* [INSTRUCTIONS TO FOLLOW] What you return must match the listing exactly, with every image removed.
----------------
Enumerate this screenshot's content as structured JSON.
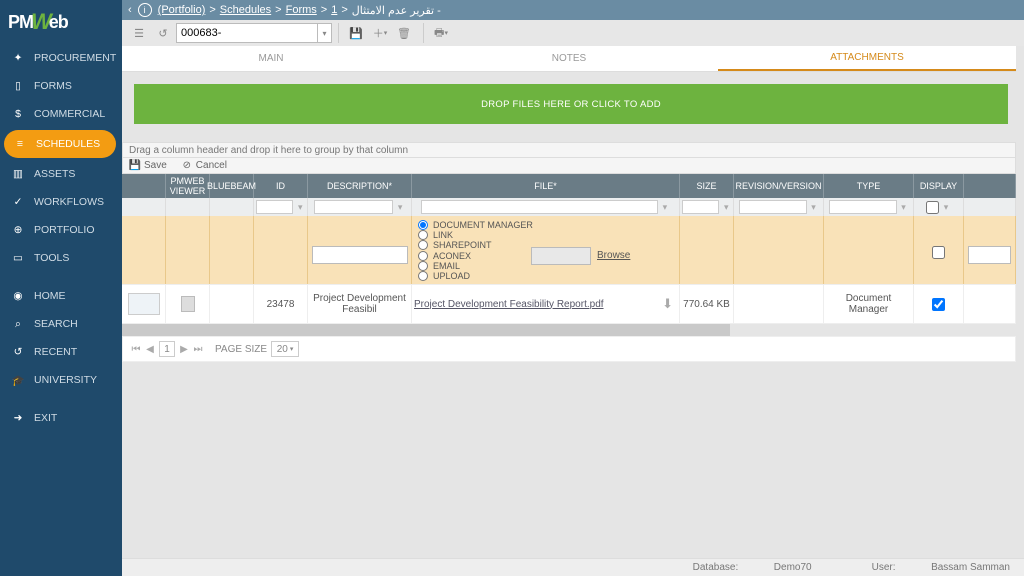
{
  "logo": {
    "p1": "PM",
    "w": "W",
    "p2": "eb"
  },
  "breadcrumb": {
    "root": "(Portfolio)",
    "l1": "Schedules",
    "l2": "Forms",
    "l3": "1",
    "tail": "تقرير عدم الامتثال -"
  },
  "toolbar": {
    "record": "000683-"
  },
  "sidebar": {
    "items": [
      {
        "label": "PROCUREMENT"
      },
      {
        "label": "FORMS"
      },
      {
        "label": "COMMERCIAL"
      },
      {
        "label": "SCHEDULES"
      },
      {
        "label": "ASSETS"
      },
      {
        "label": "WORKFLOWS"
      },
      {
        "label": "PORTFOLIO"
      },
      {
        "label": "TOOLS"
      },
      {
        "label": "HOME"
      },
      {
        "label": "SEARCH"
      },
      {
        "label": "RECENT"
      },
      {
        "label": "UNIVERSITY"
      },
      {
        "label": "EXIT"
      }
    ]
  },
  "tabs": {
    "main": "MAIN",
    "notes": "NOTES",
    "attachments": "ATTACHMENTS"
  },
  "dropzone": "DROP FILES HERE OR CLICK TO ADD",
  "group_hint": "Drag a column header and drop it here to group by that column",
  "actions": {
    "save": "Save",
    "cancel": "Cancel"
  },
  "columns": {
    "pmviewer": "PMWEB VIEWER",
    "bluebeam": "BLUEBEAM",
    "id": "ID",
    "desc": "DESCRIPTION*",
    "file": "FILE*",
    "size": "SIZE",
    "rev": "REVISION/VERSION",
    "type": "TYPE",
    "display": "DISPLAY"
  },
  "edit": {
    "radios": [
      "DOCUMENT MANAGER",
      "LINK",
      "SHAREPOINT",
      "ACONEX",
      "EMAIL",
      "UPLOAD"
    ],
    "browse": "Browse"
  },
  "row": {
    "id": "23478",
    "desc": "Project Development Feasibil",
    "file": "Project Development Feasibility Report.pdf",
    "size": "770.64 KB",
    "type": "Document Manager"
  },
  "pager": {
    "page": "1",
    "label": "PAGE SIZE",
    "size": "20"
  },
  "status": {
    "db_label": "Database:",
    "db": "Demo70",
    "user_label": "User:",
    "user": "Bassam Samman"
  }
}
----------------
* [OUTPUT FOR THIS EXERCISE]
Enumerate this screenshot's content as structured JSON.
{
  "logo": {
    "p1": "PM",
    "w": "W",
    "p2": "eb"
  },
  "breadcrumb": {
    "root": "(Portfolio)",
    "l1": "Schedules",
    "l2": "Forms",
    "l3": "1",
    "tail": "تقرير عدم الامتثال -"
  },
  "toolbar": {
    "record": "000683-"
  },
  "sidebar": {
    "items": [
      {
        "label": "PROCUREMENT"
      },
      {
        "label": "FORMS"
      },
      {
        "label": "COMMERCIAL"
      },
      {
        "label": "SCHEDULES"
      },
      {
        "label": "ASSETS"
      },
      {
        "label": "WORKFLOWS"
      },
      {
        "label": "PORTFOLIO"
      },
      {
        "label": "TOOLS"
      },
      {
        "label": "HOME"
      },
      {
        "label": "SEARCH"
      },
      {
        "label": "RECENT"
      },
      {
        "label": "UNIVERSITY"
      },
      {
        "label": "EXIT"
      }
    ]
  },
  "tabs": {
    "main": "MAIN",
    "notes": "NOTES",
    "attachments": "ATTACHMENTS"
  },
  "dropzone": "DROP FILES HERE OR CLICK TO ADD",
  "group_hint": "Drag a column header and drop it here to group by that column",
  "actions": {
    "save": "Save",
    "cancel": "Cancel"
  },
  "columns": {
    "pmviewer": "PMWEB VIEWER",
    "bluebeam": "BLUEBEAM",
    "id": "ID",
    "desc": "DESCRIPTION*",
    "file": "FILE*",
    "size": "SIZE",
    "rev": "REVISION/VERSION",
    "type": "TYPE",
    "display": "DISPLAY"
  },
  "edit": {
    "radios": [
      "DOCUMENT MANAGER",
      "LINK",
      "SHAREPOINT",
      "ACONEX",
      "EMAIL",
      "UPLOAD"
    ],
    "browse": "Browse"
  },
  "row": {
    "id": "23478",
    "desc": "Project Development Feasibil",
    "file": "Project Development Feasibility Report.pdf",
    "size": "770.64 KB",
    "type": "Document Manager"
  },
  "pager": {
    "page": "1",
    "label": "PAGE SIZE",
    "size": "20"
  },
  "status": {
    "db_label": "Database:",
    "db": "Demo70",
    "user_label": "User:",
    "user": "Bassam Samman"
  }
}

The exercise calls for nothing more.